Career ladder: Guarino earned a bachelor's degree in fine arts from the University of Oklahoma in 1986 and completed special study programs at the Academy of Art University in San Francisco. Early in her career, she focused on fashion illustration, creative direction, and product design and development at companies in Los Angeles. In 1998, she moved to business development as vice president of brand management for The Sak. In 2003, she became co-owner and CEO of J.W. Hulme, a 100-plus-year-old American-made leather goods brand that Guarino restitched and revived from near bankruptcy. In 2013, she joined Shinola in Detroit as vice president of leather goods. Guarino, 54, is also the founding chair of The Makers Coalition.
Power metrics: Founded in 2011, Shinola is the first company in decades to produce watches at scale in America and the first company to be based within the College for Creative Studies, with headquarters — and the watch and leather factories — inside the college's A. Alfred Taubman Center for Design Education in Midtown. Shinola had nearly $100 million in sales in 2015, has 14 stores across the United States with one abroad in London, England, and employs 530 people (397 in Detroit), with more than 240 of those employees working in manufacturing. Guarino leads development for Shinola's leather goods manufacturing efforts in Detroit.
Special skill: Her sense of humor. "You have to have a sense of humor about yourself first before you can have a sense of humor about solving things."
Biggest setback: During the recession, Guarino owned leather goods brand J.W. Hulme in Minnesota. The bank pulled the company's credit line forcing Hulme to lay off 90 percent of the workforce. The company was eventually able to hire everyone back and return to growth, but Guarino called it "a giant setback."
Why you decided to get into the fashion/retail industry: "I started as a fashion illustrator, illustrating for designers, and then I became fascinated with the whole process of making something out of nothing and seeing people respond to it in a way that they would actually pay to own it. ... There's a give and take when you do that. ... The business of creating something is really satisfying."
Advice you have for young women trying to get into this field: "Oftentimes you'll talk to people when they reach a certain age, an older age, and they'll say, 'Well, I really want to find something to do that's meaningful as I get older in my career,' and I would say, don't wait until you get older to find that. Find something in your career that is greater than just the job that you do every day."
Advice for women when it comes to success in general: Never stop learning, Guarino said. "Never feel like you are the expert.

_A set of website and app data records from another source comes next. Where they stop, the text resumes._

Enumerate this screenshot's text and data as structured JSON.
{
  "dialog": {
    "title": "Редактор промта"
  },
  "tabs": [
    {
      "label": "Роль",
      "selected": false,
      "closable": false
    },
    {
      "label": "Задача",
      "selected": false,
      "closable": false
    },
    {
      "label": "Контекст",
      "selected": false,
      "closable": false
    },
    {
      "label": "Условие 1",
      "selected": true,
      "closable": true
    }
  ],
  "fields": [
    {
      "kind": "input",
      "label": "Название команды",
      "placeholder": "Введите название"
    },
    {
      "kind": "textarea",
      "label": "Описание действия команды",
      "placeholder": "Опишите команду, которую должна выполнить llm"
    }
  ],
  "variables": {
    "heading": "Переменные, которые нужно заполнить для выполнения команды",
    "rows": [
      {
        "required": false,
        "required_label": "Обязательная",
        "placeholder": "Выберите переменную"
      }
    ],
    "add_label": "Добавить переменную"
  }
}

There is always, always something to be learned. ... Always have someone who's smarter than you that you can be learning from."
Tips on being a respected leader: "You have to value everybody's contributions. Everybody, no matter what position they hold, wants to be valued. And everybody, no matter what position they hold, wants to matter, and so they need to be treated that way. My desk is in (Shinola's leather) factory for a reason. The people who are working here in the factory matter just as much as our president, and you have to demonstrate that in the way that you treat people every day."
How to get younger generations interested in the skilled trades: "You have to show them the joys of being in manufacturing." Let people see that there doesn't have to be a stigma to it and that there can be a rewarding career path, Guarino said.
Jennette SmithHere's how we produced this special section.
Jennette SmithWe view all of our honorees over the years as part of a "legacy list," some of whom should be considered as prospects for corporate and nonprofit board service.
Vickie ElmerNot that they have a lot of free time, but when they do, here's how the 100 Most Influential Women fill it.
Sherri WelchThe new study by Grand Valley State University of Fortune 500 boards shows a correlation between board diversity and healthier profits, and Michigan companies have ample opportunity to improve board diversity, the study's co-author says.
Staff Blog | Jennette SmithI've been living and breathing this project for months and got by with a little help from my friends in the newsroom and at companies across the state.
Staff Blog | Mary KramerThat's why Crain's Detroit Business has joined with the Michigan Women's Commission and Deloitte, among others, to create a path to help more companies find talent for their boards.
Crain's Detroit BusinessIn an effort to boost women's representation on for-profit corporate boards, Crain's Detroit Business on Tuesday night launched the Michigan Women's Directory. The launch coincided with the 100 Most Influential Women in Michigan recognition event that was attended by about 700 people.